Work request>
Reproduce the entries so that every line matches the original exactly.

Provided material>
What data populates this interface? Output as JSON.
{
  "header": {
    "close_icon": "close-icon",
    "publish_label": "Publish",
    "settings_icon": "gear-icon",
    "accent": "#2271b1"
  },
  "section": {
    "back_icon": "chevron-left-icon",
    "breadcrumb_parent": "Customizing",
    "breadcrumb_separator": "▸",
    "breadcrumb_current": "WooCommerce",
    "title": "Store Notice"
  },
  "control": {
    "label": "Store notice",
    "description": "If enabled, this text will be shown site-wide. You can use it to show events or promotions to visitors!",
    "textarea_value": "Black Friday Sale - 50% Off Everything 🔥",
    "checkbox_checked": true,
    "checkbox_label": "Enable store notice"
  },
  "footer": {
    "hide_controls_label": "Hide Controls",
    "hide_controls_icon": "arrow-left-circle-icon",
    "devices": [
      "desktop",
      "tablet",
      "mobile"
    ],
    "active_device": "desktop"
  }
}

Solution to the exercise>
What data populates this interface? Output as JSON.
{
  "header": {
    "close_icon": "close-icon",
    "publish_label": "Publish",
    "settings_icon": "gear-icon",
    "accent": "#2271b1"
  },
  "section": {
    "back_icon": "chevron-left-icon",
    "breadcrumb_parent": "Customizing",
    "breadcrumb_separator": "▸",
    "breadcrumb_current": "WooCommerce",
    "title": "Store Notice"
  },
  "control": {
    "label": "Store notice",
    "description": "If enabled, this text will be shown site-wide. You can use it to show events or promotions to visitors!",
    "textarea_value": "Black Friday Sale - 50% Off Everything 🔥",
    "checkbox_checked": true,
    "checkbox_label": "Enable store notice"
  },
  "footer": {
    "hide_controls_label": "Hide Controls",
    "hide_controls_icon": "arrow-left-circle-icon",
    "devices": [
      "desktop",
      "tablet",
      "mobile"
    ],
    "active_device": "desktop"
  }
}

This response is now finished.